Summer is in full swing but what is happening to the gardens that were planted by students and teachers during the spring semester? Without summer care, students might miss out on learning opportunities related to the care, maintenance, harvesting, and use of the plants and crops. Additionally, they’ll face a mess of weeds in the fall.
So how can schools, students, and the community work to maintain school gardens during summer break? With these simple tips and ideas, your school’s garden will be flourishing all the way through the first day of school.
Keep Access Open
One of the biggest obstacles to tending a garden on school property during the summer is access.

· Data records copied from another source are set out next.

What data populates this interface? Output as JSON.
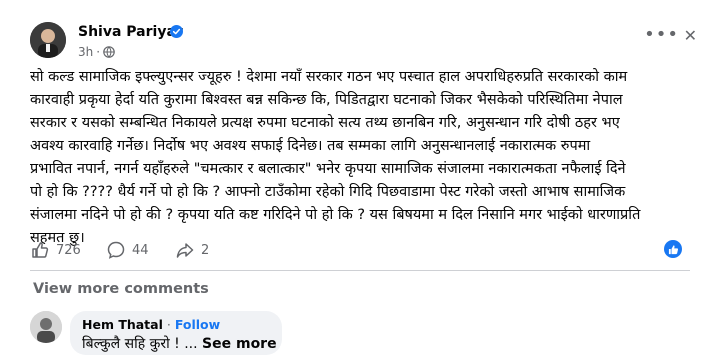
{
  "post": {
    "author": "Shiva Pariyar",
    "time": "3h",
    "time_sep": "·",
    "body": "सो कल्ड सामाजिक इफ्ल्युएन्सर ज्यूहरु ! देशमा नयाँ सरकार गठन भए पस्चात हाल अपराधिहरुप्रति सरकारको काम\nकारवाही प्रकृया हेर्दा यति कुरामा बिश्वस्त बन्न सकिन्छ कि, पिडितद्वारा घटनाको जिकर भैसकेको परिस्थितिमा नेपाल\nसरकार र यसको सम्बन्धित निकायले प्रत्यक्ष रुपमा घटनाको सत्य तथ्य छानबिन गरि, अनुसन्धान गरि दोषी ठहर भए\nअवश्य कारवाहि गर्नेछ। निर्दोष भए अवश्य सफाई दिनेछ। तब सम्मका लागि अनुसन्धानलाई नकारात्मक रुपमा\nप्रभावित नपार्न, नगर्न यहाँहरुले \"चमत्कार र बलात्कार\" भनेर कृपया सामाजिक संजालमा नकारात्मकता नफैलाई दिने\nपो हो कि ???? धैर्य गर्ने पो हो कि ? आफ्नो टाउँकोमा रहेको गिदि पिछवाडामा पेस्ट गरेको जस्तो आभाष सामाजिक\nसंजालमा नदिने पो हो की ? कृपया यति कष्ट गरिदिने पो हो कि ? यस बिषयमा म दिल निसानि मगर भाईको धारणाप्रति\nसहमत छु।"
  },
  "reactions": {
    "likes": "726",
    "comments": "44",
    "shares": "2"
  },
  "view_more_label": "View more comments",
  "comment": {
    "author": "Hem Thatal",
    "sep": "·",
    "follow_label": "Follow",
    "text": "बिल्कुलै सहि कुरो ! ...",
    "see_more_label": "See more"
  },
  "colors": {
    "accent": "#1877f2",
    "secondary_text": "#65676b",
    "bubble_bg": "#f0f2f5"
  },
  "icons": [
    "verified-icon",
    "globe-icon",
    "more-icon",
    "close-icon",
    "like-icon",
    "comment-icon",
    "share-icon",
    "liked-icon"
  ]
}
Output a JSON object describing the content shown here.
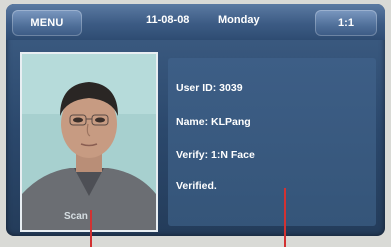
{
  "header": {
    "menu_label": "MENU",
    "date": "11-08-08",
    "day": "Monday",
    "mode_label": "1:1"
  },
  "photo": {
    "scan_label": "Scan"
  },
  "verification": {
    "user_id": "User ID: 3039",
    "name": "Name: KLPang",
    "verify": "Verify: 1:N Face",
    "status": "Verified."
  },
  "colors": {
    "screen_bg": "#2b486c",
    "topbar": "#3c5b84",
    "button": "#4f6f99",
    "text": "#ffffff",
    "pointer": "#d23232"
  }
}
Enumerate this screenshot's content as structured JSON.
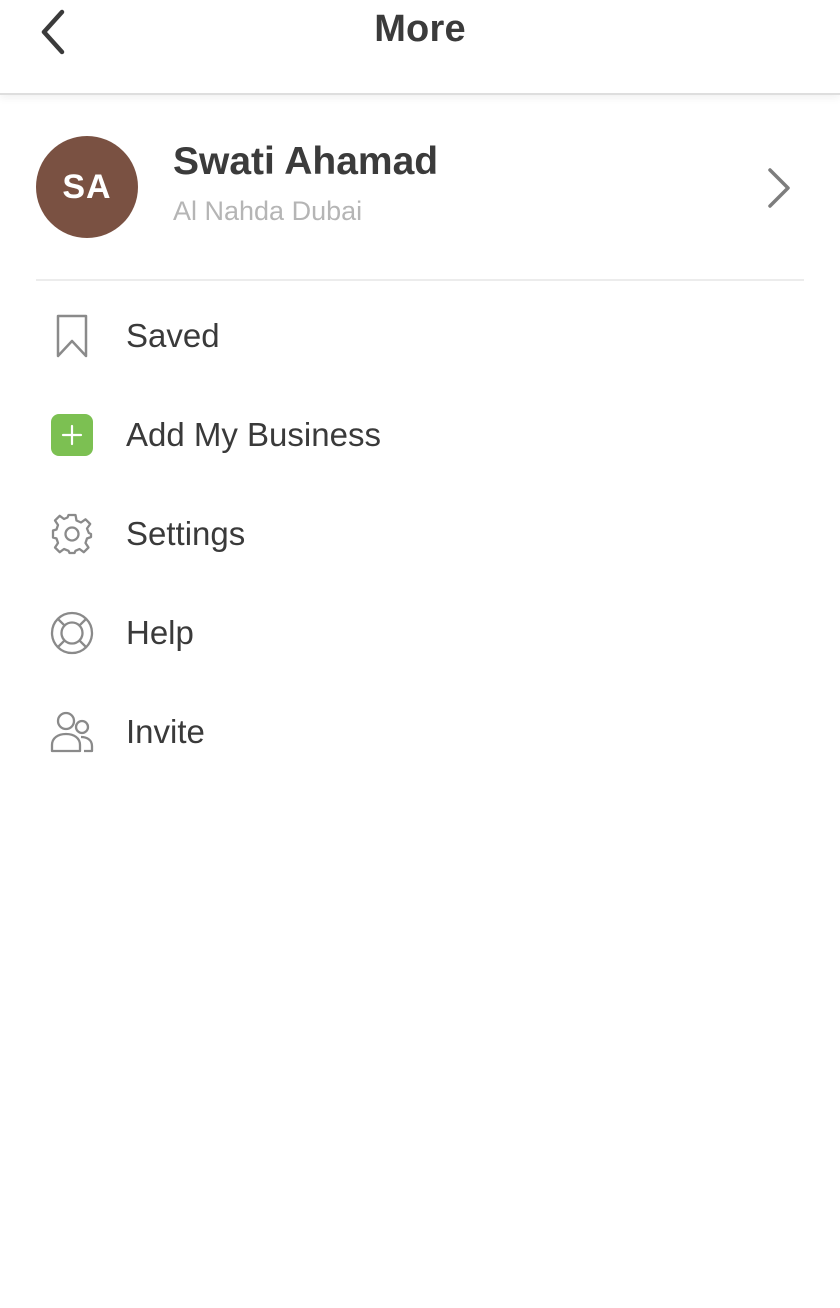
{
  "header": {
    "title": "More",
    "back_icon": "chevron-left-icon"
  },
  "profile": {
    "initials": "SA",
    "name": "Swati Ahamad",
    "location": "Al Nahda Dubai",
    "avatar_color": "#7a5142",
    "chevron_icon": "chevron-right-icon"
  },
  "menu": {
    "items": [
      {
        "label": "Saved",
        "icon": "bookmark-icon"
      },
      {
        "label": "Add My Business",
        "icon": "plus-square-icon",
        "icon_color": "#7cc052"
      },
      {
        "label": "Settings",
        "icon": "gear-icon"
      },
      {
        "label": "Help",
        "icon": "lifebuoy-icon"
      },
      {
        "label": "Invite",
        "icon": "users-icon"
      }
    ]
  }
}
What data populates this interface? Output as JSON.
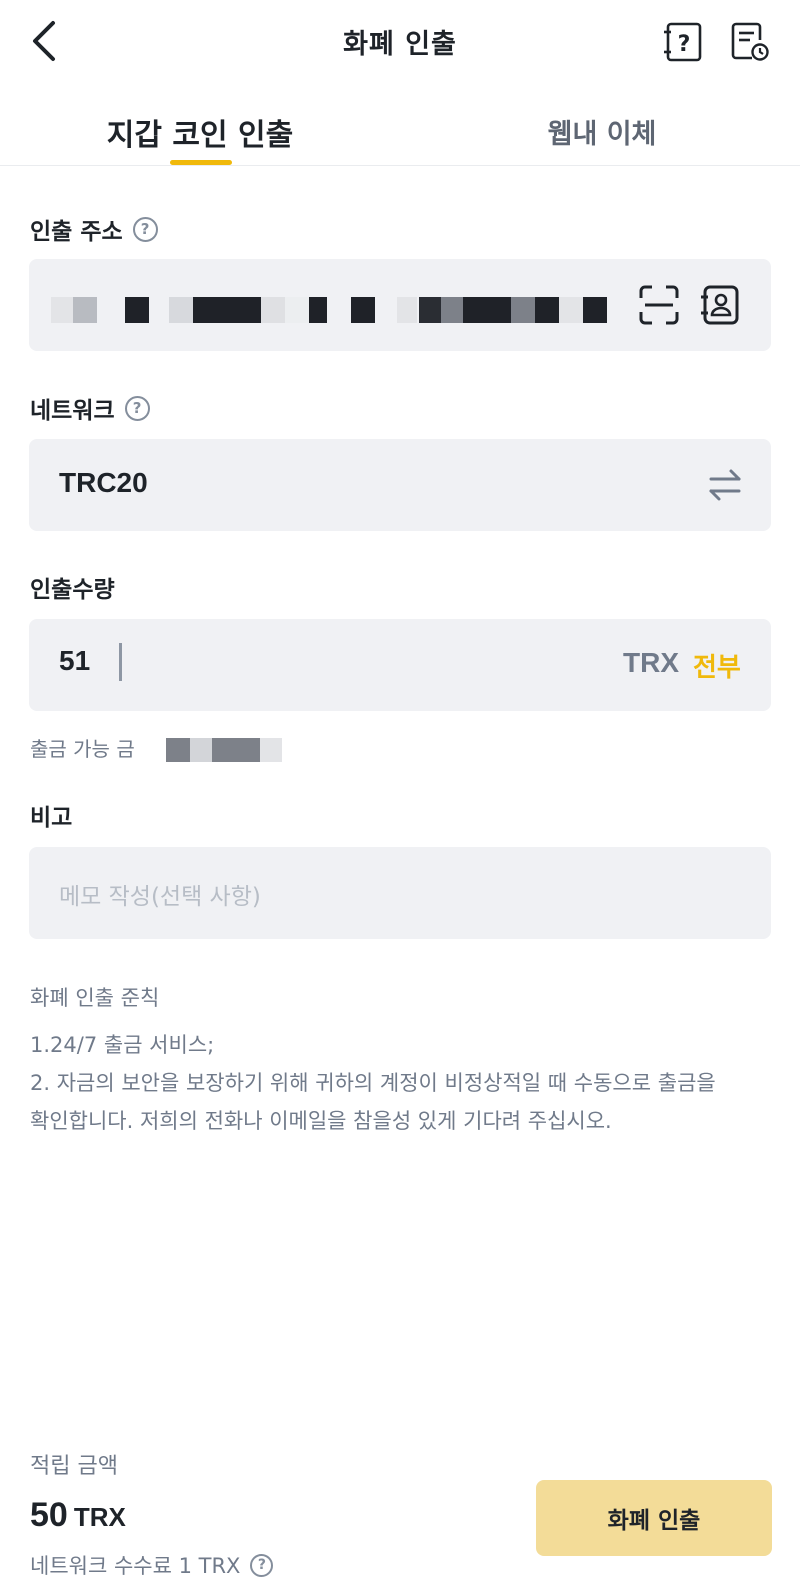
{
  "header": {
    "title": "화폐 인출"
  },
  "tabs": [
    {
      "label": "지갑 코인 인출",
      "active": true
    },
    {
      "label": "웹내 이체",
      "active": false
    }
  ],
  "address": {
    "label": "인출 주소"
  },
  "network": {
    "label": "네트워크",
    "value": "TRC20"
  },
  "amount": {
    "label": "인출수량",
    "value": "51",
    "unit": "TRX",
    "max_label": "전부",
    "available_label": "출금 가능 금"
  },
  "memo": {
    "label": "비고",
    "placeholder": "메모 작성(선택 사항)"
  },
  "rules": {
    "title": "화폐 인출 준칙",
    "lines": [
      "1.24/7 출금 서비스;",
      "2. 자금의 보안을 보장하기 위해 귀하의 계정이 비정상적일 때 수동으로 출금을",
      "확인합니다. 저희의 전화나 이메일을 참을성 있게 기다려 주십시오."
    ]
  },
  "footer": {
    "arrival_label": "적립 금액",
    "arrival_value": "50",
    "arrival_unit": "TRX",
    "fee_label": "네트워크 수수료 1 TRX",
    "withdraw_label": "화폐 인출"
  },
  "colors": {
    "accent": "#f0b90b",
    "button_bg": "#f3dc98",
    "input_bg": "#f0f1f4",
    "text_primary": "#1e2329",
    "text_secondary": "#707a8a"
  },
  "icons": {
    "back": "chevron-left-icon",
    "help": "help-document-icon",
    "history": "history-document-icon",
    "scan": "scan-icon",
    "contact": "address-book-icon",
    "swap": "swap-arrows-icon",
    "info": "question-circle-icon"
  }
}
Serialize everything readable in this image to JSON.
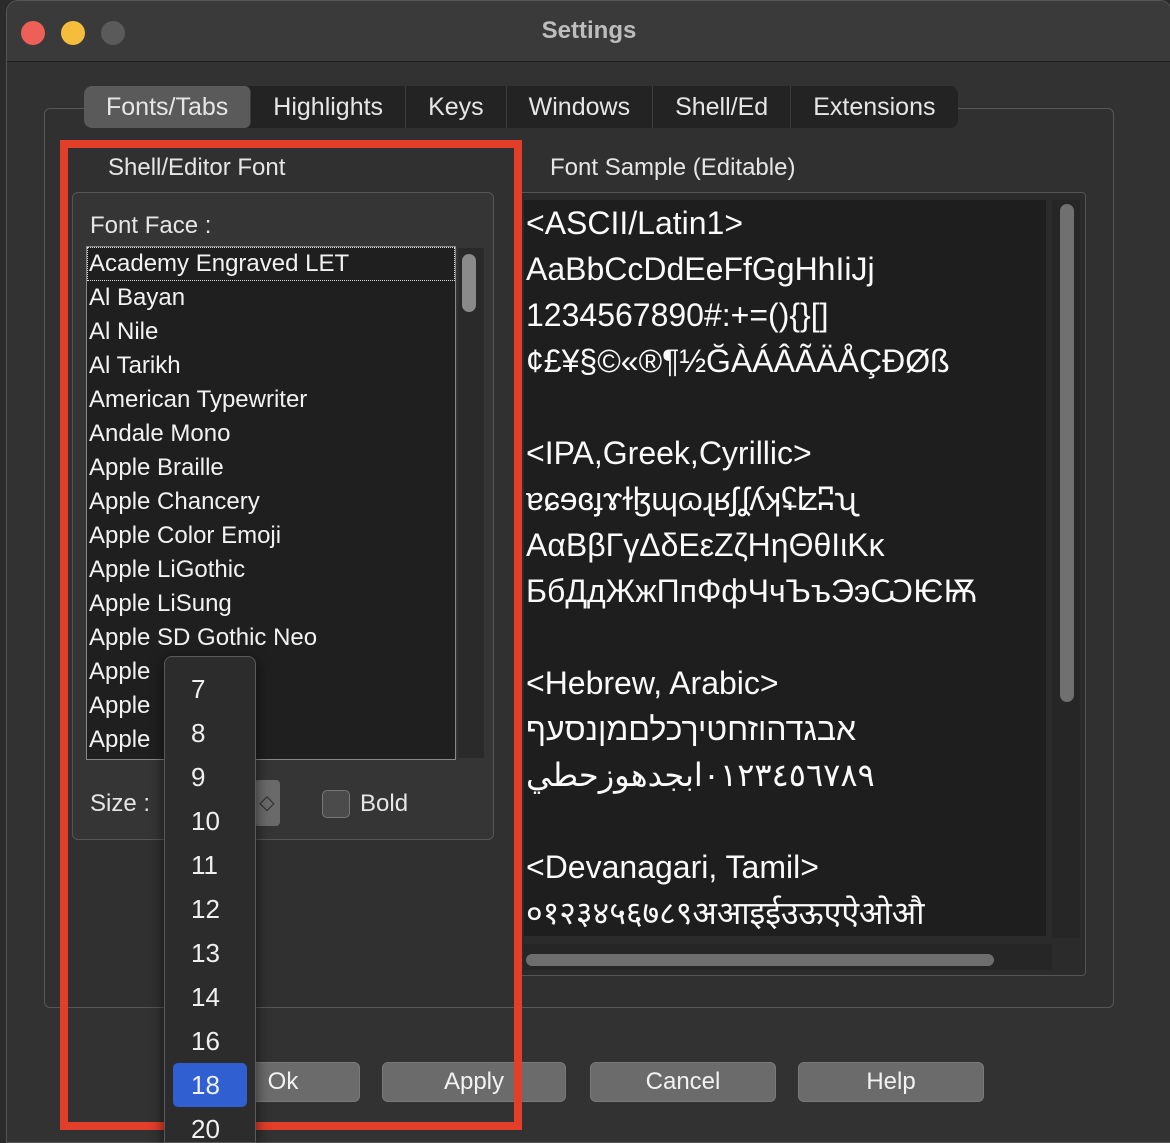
{
  "window": {
    "title": "Settings"
  },
  "tabs": [
    "Fonts/Tabs",
    "Highlights",
    "Keys",
    "Windows",
    "Shell/Ed",
    "Extensions"
  ],
  "font_group": {
    "label": "Shell/Editor Font",
    "face_label": "Font Face :",
    "fonts": [
      "Academy Engraved LET",
      "Al Bayan",
      "Al Nile",
      "Al Tarikh",
      "American Typewriter",
      "Andale Mono",
      "Apple Braille",
      "Apple Chancery",
      "Apple Color Emoji",
      "Apple LiGothic",
      "Apple LiSung",
      "Apple SD Gothic Neo",
      "Apple",
      "Apple",
      "Apple"
    ],
    "selected_font": "Academy Engraved LET",
    "size_label": "Size :",
    "bold_label": "Bold"
  },
  "size_dropdown": {
    "options": [
      "7",
      "8",
      "9",
      "10",
      "11",
      "12",
      "13",
      "14",
      "16",
      "18",
      "20"
    ],
    "selected": "18"
  },
  "sample": {
    "label": "Font Sample (Editable)",
    "text": "<ASCII/Latin1>\nAaBbCcDdEeFfGgHhIiJj\n1234567890#:+=(){}[]\n¢£¥§©«®¶½ĞÀÁÂÃÄÅÇÐØß\n\n<IPA,Greek,Cyrillic>\nɐɕɘɞɟɤɫɮɰɷɻʁʃʆʎʞʢʫʭʯ\nΑαΒβΓγΔδΕεΖζΗηΘθΙιΚκ\nБбДдЖжПпФфЧчЪъЭэѠѤѬ\n\n<Hebrew, Arabic>\nאבגדהוזחטיךכלםמןנסעף\n٠١٢٣٤٥٦٧٨٩ابجدهوزحطي\n\n<Devanagari, Tamil>\n०१२३४५६७८९अआइईउऊएऐओऔ"
  },
  "buttons": {
    "ok": "Ok",
    "apply": "Apply",
    "cancel": "Cancel",
    "help": "Help"
  },
  "colors": {
    "highlight": "#e23e2a",
    "selection": "#2f5fd0"
  }
}
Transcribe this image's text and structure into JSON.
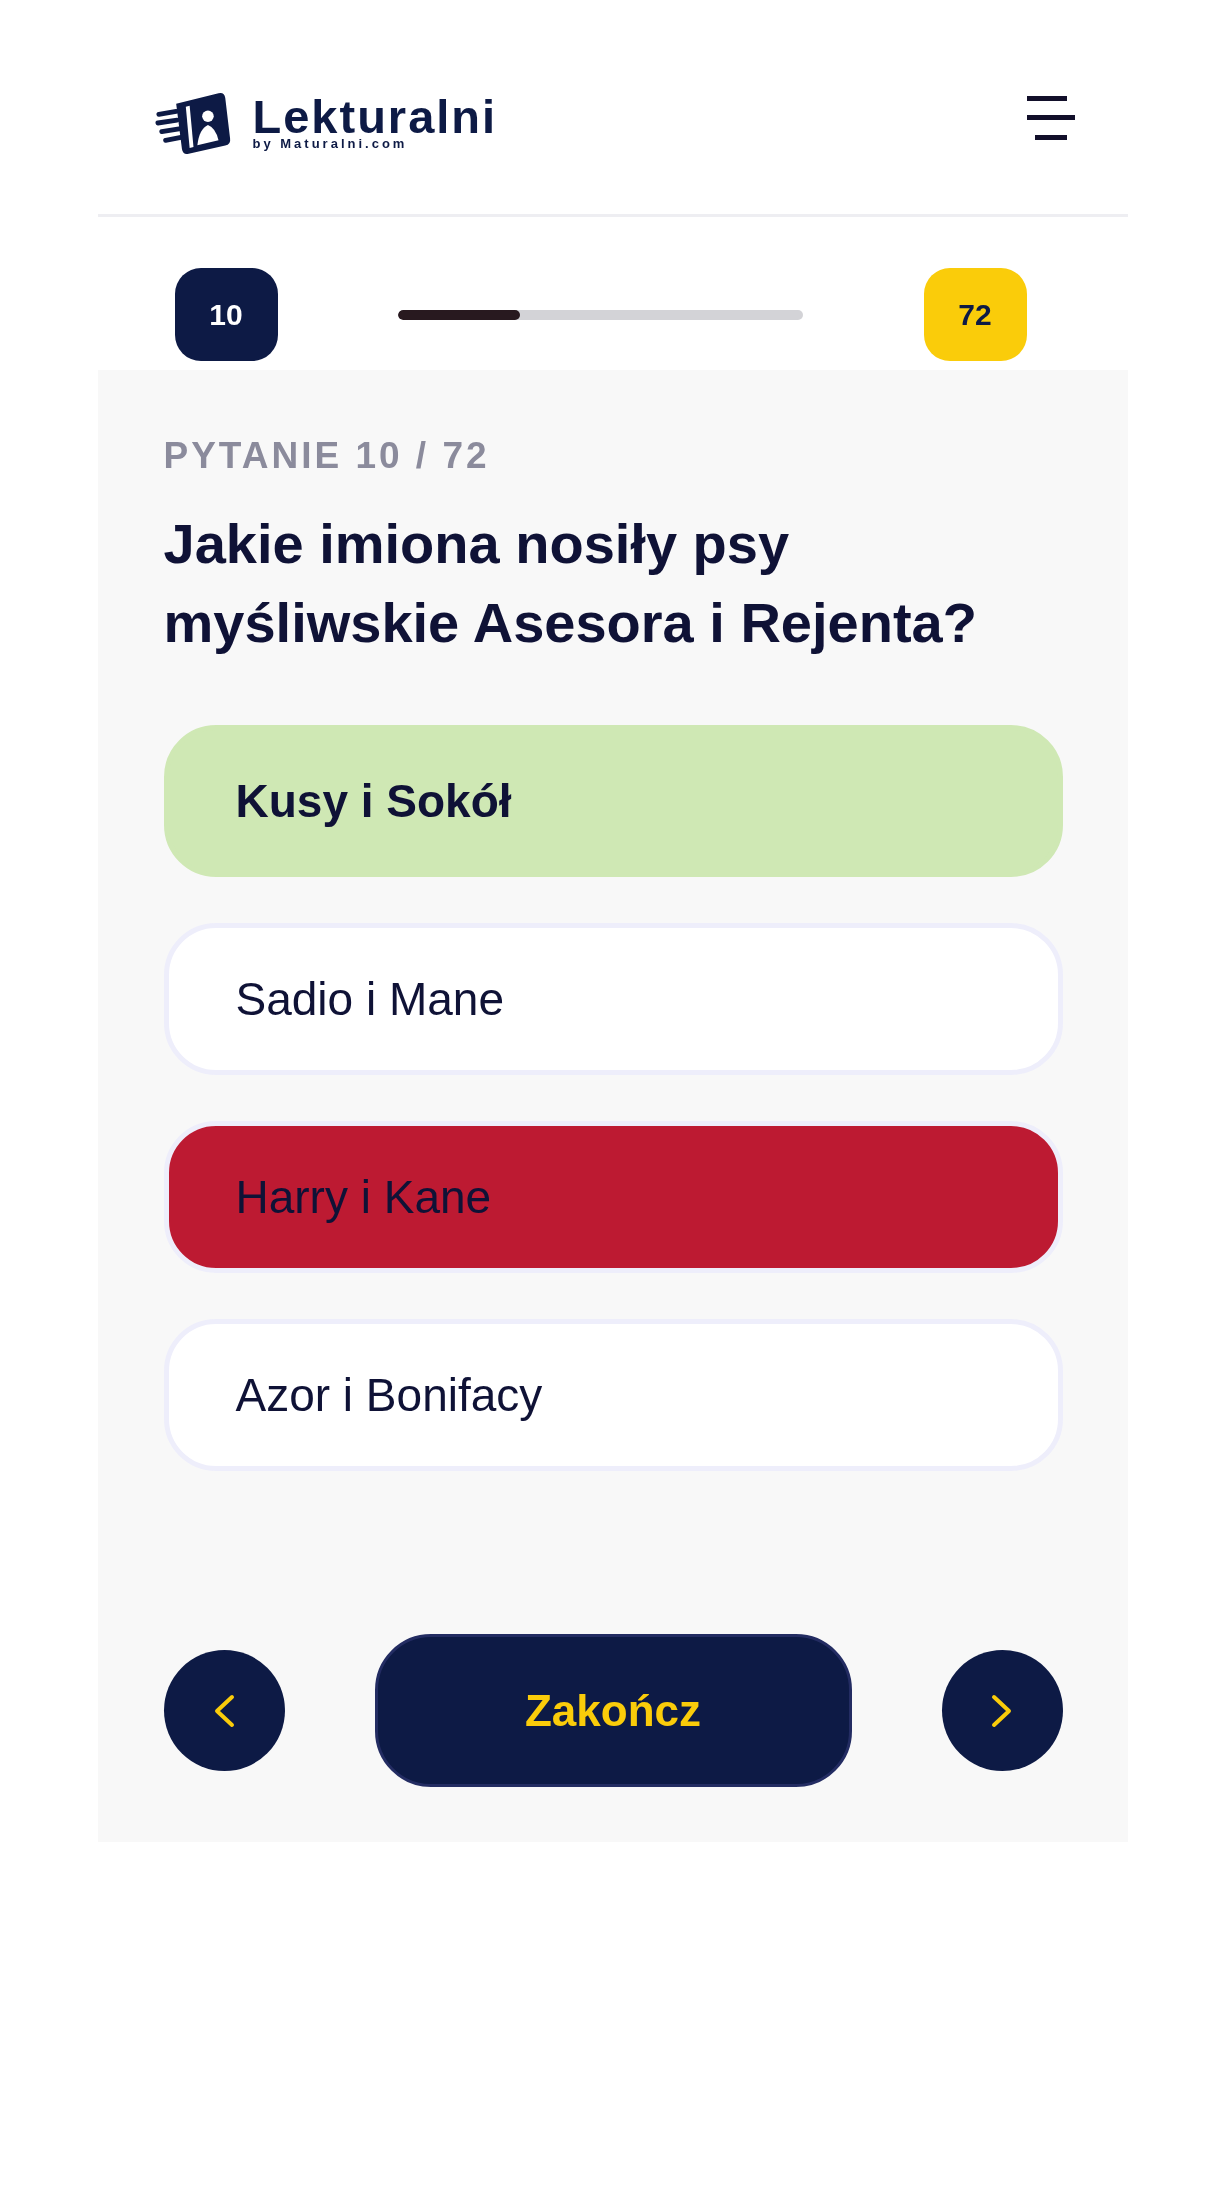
{
  "header": {
    "logo": {
      "name": "Lekturalni",
      "tagline": "by Maturalni.com"
    }
  },
  "progress": {
    "current": "10",
    "total": "72",
    "level": 0.3
  },
  "question": {
    "label": "PYTANIE 10 / 72",
    "text": "Jakie imiona nosiły psy myśliwskie Asesora i Rejenta?"
  },
  "answers": [
    {
      "text": "Kusy i Sokół",
      "correct": true,
      "selected": false
    },
    {
      "text": "Sadio i Mane",
      "correct": false,
      "selected": false
    },
    {
      "text": "Harry i Kane",
      "correct": false,
      "selected": true
    },
    {
      "text": "Azor i Bonifacy",
      "correct": false,
      "selected": false
    }
  ],
  "navigation": {
    "finish_label": "Zakończ"
  }
}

During the summer, maintenance crews, janitorial staff, and even teachers or librarians may spend time in the school. If you want to allow access to the gardens as well, work with those in charge to make sure that gardeners have access as well.
You may need to work with staff to make a schedule, and access may need to be supervised depending on your community and your school. Tools like Google Calendar allow multiple people to share and modify a digital calendar so that you can all be on the same page.
Organize Gardening Teams
Since the biggest obstacle school gardens face in the summer is the lack of people to tend to the garden, it’s important to come up with a plan to get help. Fortunately, there are several ways to arrange summer garden care for your school.
Arrange Volunteer Days
Sometimes, a garden doesn’t need care every single day. Scheduling a gardening day once or twice a week (depending on the environment and the needs of the plants in your garden) and advertising publicly is a great way to have a group of volunteers to work on the garden when they are available.
Set up Children’s Gardening Groups
One of the reasons that schools plant gardens is so that children can learn and have access to the crops. So, why not set up summer gardening programs for children to maintain the garden throughout the summer?
These organizations can be tied to things like Girl Scouts and Boy Scouts or the local library, or they can be run independently.
Ask Your Community for Help
Sometimes, local families, even those without children, are willing to help tend a school garden in the summer. Making a schedule where different community members, families, or groups can claim a week or two of the summer allows many people to help. Doing this also keeps the garden maintained around everyone’s busy summer schedules.Tags: Children's Gardening Groups, Community, Summer Gardens